The interior of Smithfield Poultry Market is one of those hidden London gems people always talk about. From the outside, the building has little to make you notice it but inside, the huge clear span concrete shell roof soars gloriously overhead. The technology for this type of construction was developed by Ove Arup and Ronald Jenkins, and they had earlier applied it at the Brynmawr Rubber Factory (1951), now demolished.
The Poultry Market building sits at the western end of the Smithfield market complex, east of Farringdon Road in central London. The section of nineteenth century market building on the site had been destroyed by fire in 1958. The architect for its replacement was T.P. Bennett & Son (Sir Thomas Bennett). Povl Ahm lead the structural engineering team for Ove Arup & Partners.

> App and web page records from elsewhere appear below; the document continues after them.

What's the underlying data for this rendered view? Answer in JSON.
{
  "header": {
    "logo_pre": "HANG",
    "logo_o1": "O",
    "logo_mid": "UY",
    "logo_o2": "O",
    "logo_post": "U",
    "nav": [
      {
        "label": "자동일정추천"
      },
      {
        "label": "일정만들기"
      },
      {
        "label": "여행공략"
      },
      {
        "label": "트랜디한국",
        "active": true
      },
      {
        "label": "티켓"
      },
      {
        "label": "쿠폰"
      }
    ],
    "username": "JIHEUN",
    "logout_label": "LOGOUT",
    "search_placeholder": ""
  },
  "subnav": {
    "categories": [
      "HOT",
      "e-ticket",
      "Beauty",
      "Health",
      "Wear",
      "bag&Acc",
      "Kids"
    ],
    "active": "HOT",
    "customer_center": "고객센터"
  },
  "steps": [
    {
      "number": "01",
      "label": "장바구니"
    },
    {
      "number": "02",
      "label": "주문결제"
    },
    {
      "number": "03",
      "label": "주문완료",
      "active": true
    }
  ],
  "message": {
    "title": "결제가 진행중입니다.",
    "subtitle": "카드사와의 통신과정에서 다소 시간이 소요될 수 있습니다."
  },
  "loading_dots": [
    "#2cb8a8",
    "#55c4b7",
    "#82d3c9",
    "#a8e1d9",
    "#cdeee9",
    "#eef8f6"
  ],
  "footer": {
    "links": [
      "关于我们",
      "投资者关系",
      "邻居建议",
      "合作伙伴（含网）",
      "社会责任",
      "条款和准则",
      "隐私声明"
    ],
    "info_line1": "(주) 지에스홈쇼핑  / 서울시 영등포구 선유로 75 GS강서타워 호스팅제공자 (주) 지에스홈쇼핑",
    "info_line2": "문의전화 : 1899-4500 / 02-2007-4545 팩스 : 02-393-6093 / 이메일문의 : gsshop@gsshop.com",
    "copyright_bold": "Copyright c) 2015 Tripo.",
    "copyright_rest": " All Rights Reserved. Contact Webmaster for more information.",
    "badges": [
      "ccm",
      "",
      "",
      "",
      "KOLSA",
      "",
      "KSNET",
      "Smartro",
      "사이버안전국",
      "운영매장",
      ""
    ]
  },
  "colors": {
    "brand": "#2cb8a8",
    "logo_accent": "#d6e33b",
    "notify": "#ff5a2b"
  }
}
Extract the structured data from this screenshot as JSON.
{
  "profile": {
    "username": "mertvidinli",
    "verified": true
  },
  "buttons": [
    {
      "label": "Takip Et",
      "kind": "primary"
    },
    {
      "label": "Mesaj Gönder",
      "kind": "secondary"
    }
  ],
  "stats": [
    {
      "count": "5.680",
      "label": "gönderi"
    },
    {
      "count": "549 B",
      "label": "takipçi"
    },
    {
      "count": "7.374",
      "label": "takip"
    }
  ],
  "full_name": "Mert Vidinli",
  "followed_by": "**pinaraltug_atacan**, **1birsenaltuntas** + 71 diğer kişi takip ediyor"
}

The concrete shell roof at Smithfield is a much more ambitious than Arup and Jenkins had undertaken at Brynmawr. The single shell here measures 68.6m by 38.1m, more than five times the area of the shells used there, where a group of nine bays in three-by-three formation used shells measuring 25.9m by 18.9m.
The Smithfield dome is described as an elliptical paraboloid. It's supported by pre-stressed edge beams, which was a new approach. It was cast in situ onto precision formwork, and as the reinforcing cables were tensioned to pre-stress the edge beams, the entire shell was lifted clear of the formwork.
The shell is just 75mm across the full area and meets the lower structure at each corner on seemingly impossibly-slender supports, hence the 'floating' impression. Clerestory glazing, similar to that at Brynmawr in curved-top shape set by the geometry of the roof, floods daylight in the market hall. The shell is also dotted with small circular windows across its central area.
The rise of the dome is just 9.1m, representing an advance in concrete shell technology and confirming Arup's and Jenkinsí confidence in their structural analysis. Jenkins was a co-founder of Ove Arup & Partners and a specialist in the mathematics of shell structures. The calculations were put to the test before construction by the assessment of a 1/12th scale model.
This display of pre-stressed concrete mastery is typical of the 1960s, when 'everything was possible' and there was a real sense of optimism, adventure and derring-do in architecture and engineering. In concrete shell construction, the particular combination of knowhow, ambition and expertise has rarely been seen since. A comparison can be made with Owen Williamsí BOAC Maintenance Headquarters at Heathrow.
At Smithfield, the Poultry Market structure was intended to be replicated across the whole site, replacing the old complex entirely. In the event, only this one shell was constucted.
Supervising engineer: Povl Ahm
Architect: T.P. Bennett & Son
Research: ND
bibliography
www.c20society.org.uk
"Design for the Dome Shell Roof for Smithfield Poultry Market"
by Povl Ahm and Edwin John Perry
Proceedings of the Institution of Civil Engineers, Vol. 30, Issue 1
Location

Smithfield Poultry Market